A very interesting letter from TPM Reader JS on a little discussed part of the ‘cancellation’ and rollover story, namely that a lot of insurers, far from ‘dropping’ or ‘canceling’ coverage are working hard to keep their existing coverage holders from going to the exchanges to see the better deals they can get …
I am not terribly different than some other writers who have been in the individual market. We have BCBS covering a family of four with a variety of pre-existing (but not life threatening) conditions. Like others, BCBS of Illinois informed us that our policy would no longer be valid after January 1, 2014. They also informed us that they would role us automatically into a slightly more expensive (and largely comparable) plan if we did nothing.
Here is where it gets a bit more interesting. The “cancellation letter” directed us to the BCBS website, where we could shop through various other options. There are a large number of options (e.g., network breadth, deductibles, co-pays, etc.), many of which are also comparable to what we have at lower rates. Relatively minor tweaks to our deductible will save us hundreds per month – more than offsetting the deductibles. And, since getting the letter, we have gotten follow-up emails and telephone calls from BCBS encouraging us to compare our options at the BCBS website.
It has become quite clear over the past couple of weeks that BCBS does not want us shopping on the Illinois Exchange. Of course I will ultimately do that, if nothing else to check out competitive options. BCBS has huge market share here and they have the best, most comprehensive network – I won’t be a bit surprised if we stay with them. That said, we have suddenly become much more attractive and important to BCBS than we were.
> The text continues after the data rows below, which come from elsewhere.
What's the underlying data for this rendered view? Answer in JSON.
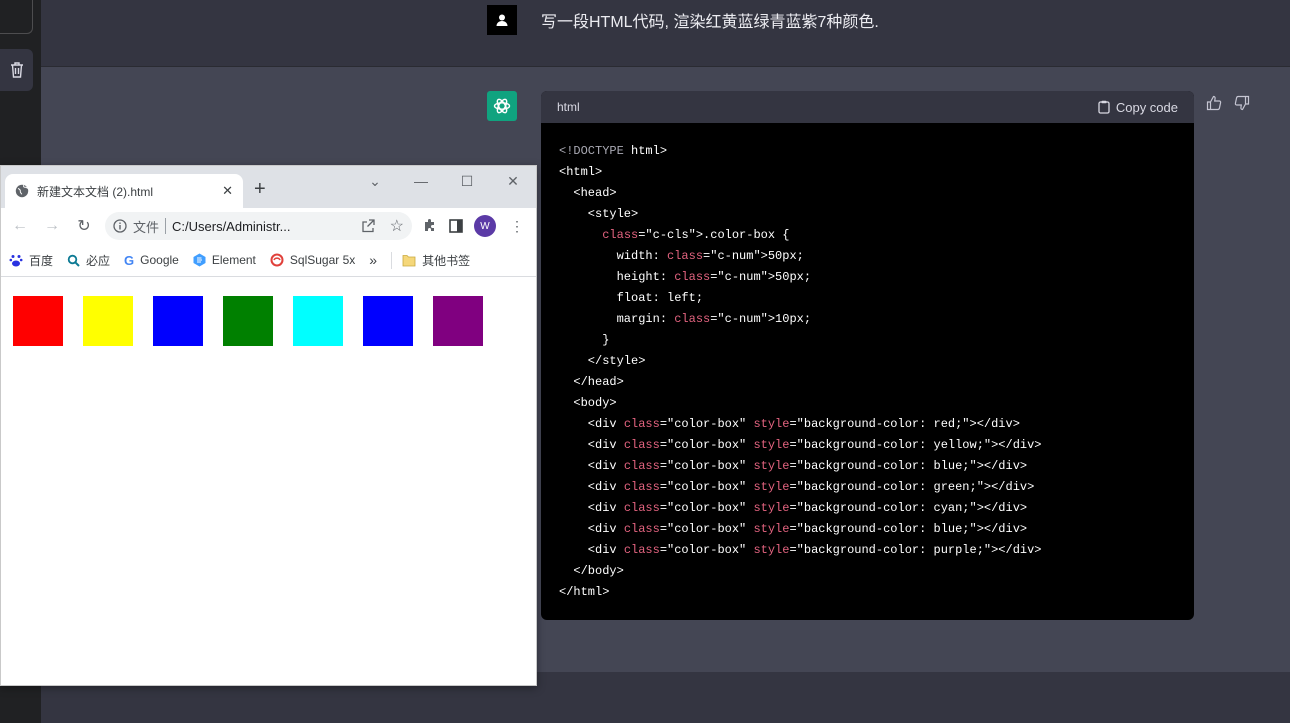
{
  "user_message": "写一段HTML代码, 渲染红黄蓝绿青蓝紫7种颜色.",
  "code_block": {
    "language": "html",
    "copy_label": "Copy code",
    "lines": [
      "<!DOCTYPE html>",
      "<html>",
      "  <head>",
      "    <style>",
      "      .color-box {",
      "        width: 50px;",
      "        height: 50px;",
      "        float: left;",
      "        margin: 10px;",
      "      }",
      "    </style>",
      "  </head>",
      "  <body>",
      "    <div class=\"color-box\" style=\"background-color: red;\"></div>",
      "    <div class=\"color-box\" style=\"background-color: yellow;\"></div>",
      "    <div class=\"color-box\" style=\"background-color: blue;\"></div>",
      "    <div class=\"color-box\" style=\"background-color: green;\"></div>",
      "    <div class=\"color-box\" style=\"background-color: cyan;\"></div>",
      "    <div class=\"color-box\" style=\"background-color: blue;\"></div>",
      "    <div class=\"color-box\" style=\"background-color: purple;\"></div>",
      "  </body>",
      "</html>"
    ]
  },
  "browser": {
    "tab_title": "新建文本文档 (2).html",
    "omnibox_label": "文件",
    "url": "C:/Users/Administr...",
    "profile_initial": "W",
    "bookmarks": [
      {
        "label": "百度",
        "icon": "baidu-icon"
      },
      {
        "label": "必应",
        "icon": "bing-search-icon"
      },
      {
        "label": "Google",
        "icon": "google-icon"
      },
      {
        "label": "Element",
        "icon": "element-icon"
      },
      {
        "label": "SqlSugar 5x",
        "icon": "sqlsugar-icon"
      }
    ],
    "bookmarks_more": "»",
    "other_bookmarks": "其他书签",
    "color_boxes": [
      "#ff0000",
      "#ffff00",
      "#0000ff",
      "#008000",
      "#00ffff",
      "#0000ff",
      "#800080"
    ]
  }
}
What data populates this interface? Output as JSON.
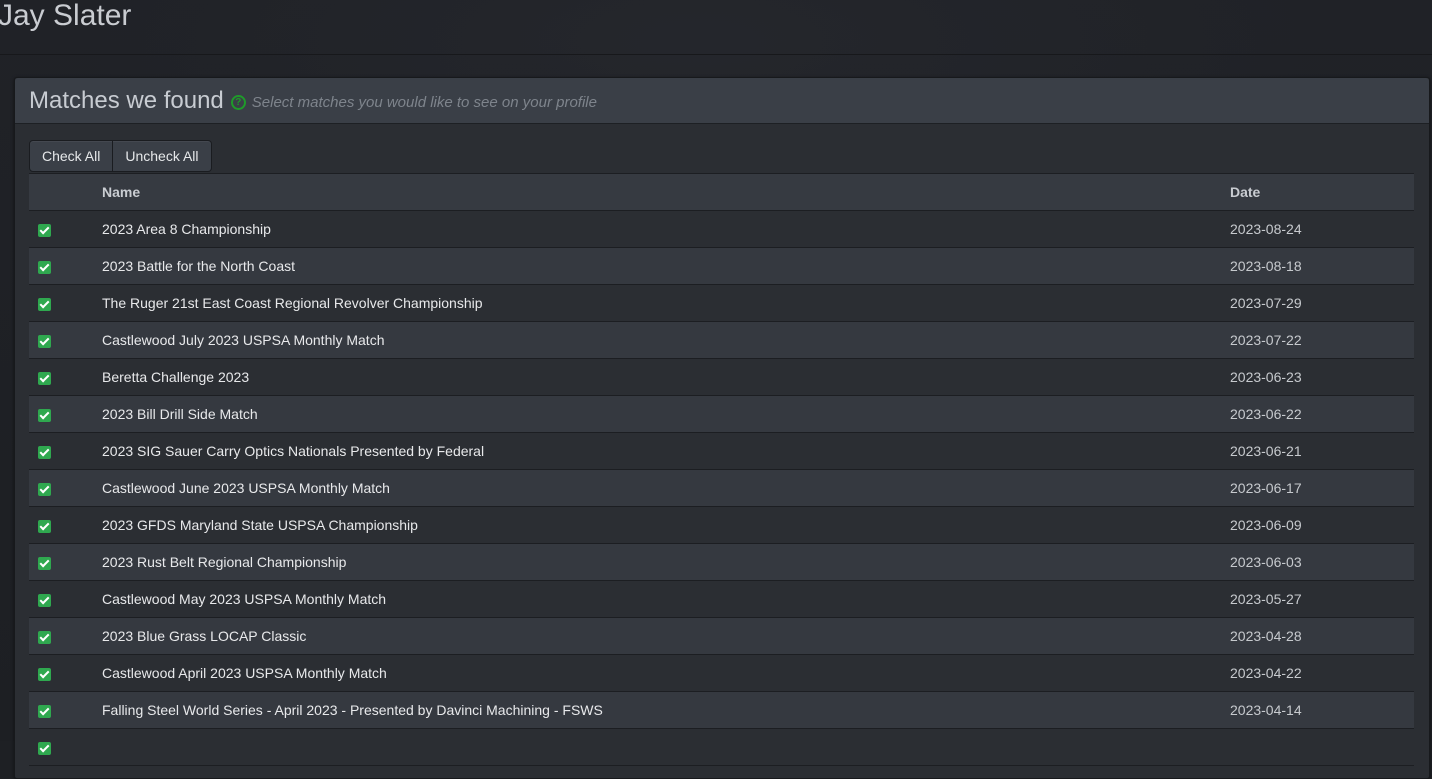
{
  "page": {
    "title": "Jay Slater"
  },
  "panel": {
    "title": "Matches we found",
    "help_icon": "question-circle-icon",
    "hint": "Select matches you would like to see on your profile",
    "accent_color": "#1f9a2a"
  },
  "toolbar": {
    "check_all_label": "Check All",
    "uncheck_all_label": "Uncheck All"
  },
  "table": {
    "columns": {
      "check": "",
      "name": "Name",
      "date": "Date"
    },
    "checkbox_color": "#2fa84f",
    "rows": [
      {
        "checked": true,
        "name": "2023 Area 8 Championship",
        "date": "2023-08-24"
      },
      {
        "checked": true,
        "name": "2023 Battle for the North Coast",
        "date": "2023-08-18"
      },
      {
        "checked": true,
        "name": "The Ruger 21st East Coast Regional Revolver Championship",
        "date": "2023-07-29"
      },
      {
        "checked": true,
        "name": "Castlewood July 2023 USPSA Monthly Match",
        "date": "2023-07-22"
      },
      {
        "checked": true,
        "name": "Beretta Challenge 2023",
        "date": "2023-06-23"
      },
      {
        "checked": true,
        "name": "2023 Bill Drill Side Match",
        "date": "2023-06-22"
      },
      {
        "checked": true,
        "name": "2023 SIG Sauer Carry Optics Nationals Presented by Federal",
        "date": "2023-06-21"
      },
      {
        "checked": true,
        "name": "Castlewood June 2023 USPSA Monthly Match",
        "date": "2023-06-17"
      },
      {
        "checked": true,
        "name": "2023 GFDS Maryland State USPSA Championship",
        "date": "2023-06-09"
      },
      {
        "checked": true,
        "name": "2023 Rust Belt Regional Championship",
        "date": "2023-06-03"
      },
      {
        "checked": true,
        "name": "Castlewood May 2023 USPSA Monthly Match",
        "date": "2023-05-27"
      },
      {
        "checked": true,
        "name": "2023 Blue Grass LOCAP Classic",
        "date": "2023-04-28"
      },
      {
        "checked": true,
        "name": "Castlewood April 2023 USPSA Monthly Match",
        "date": "2023-04-22"
      },
      {
        "checked": true,
        "name": "Falling Steel World Series - April 2023 - Presented by Davinci Machining - FSWS",
        "date": "2023-04-14"
      },
      {
        "checked": true,
        "name": "",
        "date": ""
      }
    ]
  }
}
Getting through underwriting a few years ago was ridiculously difficult, now we are being marketed heavily and encouraged essentially to skip the exchange all together and shop exclusively at BCBS.
Count me among those who think the ACA will ultimately work to the net benefit of the vast majority of people in the individual market – myself included.